Package: glibc-source Version: 2.28-1 Severity: important autopkgtest fails while trying to test whether glibc in unstable could migrate to testing: https://ci.debian.net/data/autopkgtest/testing/amd64/c/cross-toolchain-base/1438735/log.gz > tar -x -f /usr/src/glibc/glibc-2.28.tar.xz > cp -a /usr/src/glibc/debian/ glibc-2.28 > cd glibc-2.28 ; \ > QUILT_PATCHES=/tmp/autopkgtest-lxc.ufw2cd2w/downtmp/build.UwU/src/debian/patches/glibc/debian > quilt --quiltrc /dev/null push -a && \ > rm -rf .pc/ > Applying patch dpkg-shlibs.patch > patching file debian/rules.d/debhelper.mk > > Applying patch local-kill-locales.patch > patching file debian/rules > patching file localedata/SUPPORTED > Hunk #1 FAILED at 2. > 1 out of 1 hunk FAILED -- rejects in file localedata/SUPPORTED I think this means glibc-source should have a Breaks: on some binary package that gets installed by cross-toolchain-base's autopkgtest, so that the testing migration infrastructure knows that cross-toolchain-base 28 and glibc-source 2.28 is not a valid combination. Unfortunately, cross-toolchain-base's d/tests/control doesn't include any binary packages built by cross-toolchain-base. Perhaps one needs to be added, as a way to tell the testing migration infrastructure what is going on? Presumably this also means that cross-toolchain-base's autopkgtest is not actually testing anything about the previously built .debs, which seems contrary to the design of autopkgtest. I would have expected an autopkgtest for cross-toolchain-base to be something more like this: - install linux-libc-dev-arm64-cross, libc6-arm64-cross, etc. - use them to compile and link a "hello, world" arm64 executable - (optionally) use qemu or something to run it where the choice of arm64 is arbitrary, but should ideally not match the architecture of the CI infrastructure. smcv

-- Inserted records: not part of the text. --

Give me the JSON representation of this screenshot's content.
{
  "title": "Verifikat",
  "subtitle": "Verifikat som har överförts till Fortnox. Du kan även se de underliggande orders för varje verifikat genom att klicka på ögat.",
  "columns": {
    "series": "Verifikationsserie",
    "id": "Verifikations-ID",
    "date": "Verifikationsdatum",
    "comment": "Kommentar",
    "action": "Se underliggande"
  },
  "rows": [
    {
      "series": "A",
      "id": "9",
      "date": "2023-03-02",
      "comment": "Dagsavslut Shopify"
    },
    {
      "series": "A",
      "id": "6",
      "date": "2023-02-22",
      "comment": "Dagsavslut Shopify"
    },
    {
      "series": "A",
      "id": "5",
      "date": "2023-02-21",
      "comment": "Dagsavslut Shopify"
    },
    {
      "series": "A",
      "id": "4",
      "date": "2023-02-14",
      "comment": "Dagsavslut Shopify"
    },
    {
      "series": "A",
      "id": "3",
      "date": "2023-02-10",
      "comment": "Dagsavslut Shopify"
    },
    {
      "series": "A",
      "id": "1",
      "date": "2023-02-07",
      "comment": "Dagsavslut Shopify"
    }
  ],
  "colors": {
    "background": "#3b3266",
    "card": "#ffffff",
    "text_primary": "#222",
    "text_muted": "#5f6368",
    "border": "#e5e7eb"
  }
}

On Wed, 23 Feb 2011 at 13:52:35 -0800, Steve Langasek wrote: we almost certainly will not be using the path which has been enabled in glibc up to now, namely /lib/i486-linux-gnu. I'd heard that, and was somewhat concerned about whether that'd block multiarch for yet another release cycle; I'm glad to hear it isn't. One possibility that occurred to me is adding a Pre-Depends on a new package (multiarch-enabler, perhaps) which is arch:any and just contains this file: # /etc/ld.so.conf.d/x86-linux-glibc.conf /lib/x86-linux-glibc /usr/lib/x86-linux-glibc Am I right in thinking that (probably only needed for the native architecture, even) would be enough to bootstrap support for the multiarch paths in the native architecture's linker far enough to perform the upgrade? A future libc6 could even Replace it or something. (It'd be a bit subtle by being transitively Essential, though.) S -- To UNSUBSCRIBE, email to debian-glibc-requ...@lists.debian.org with a subject of unsubscribe. Trouble? Contact listmas...@lists.debian.org Archive: http://lists.debian.org/20110223225551.ga17...@reptile.pseudorandom.co.uk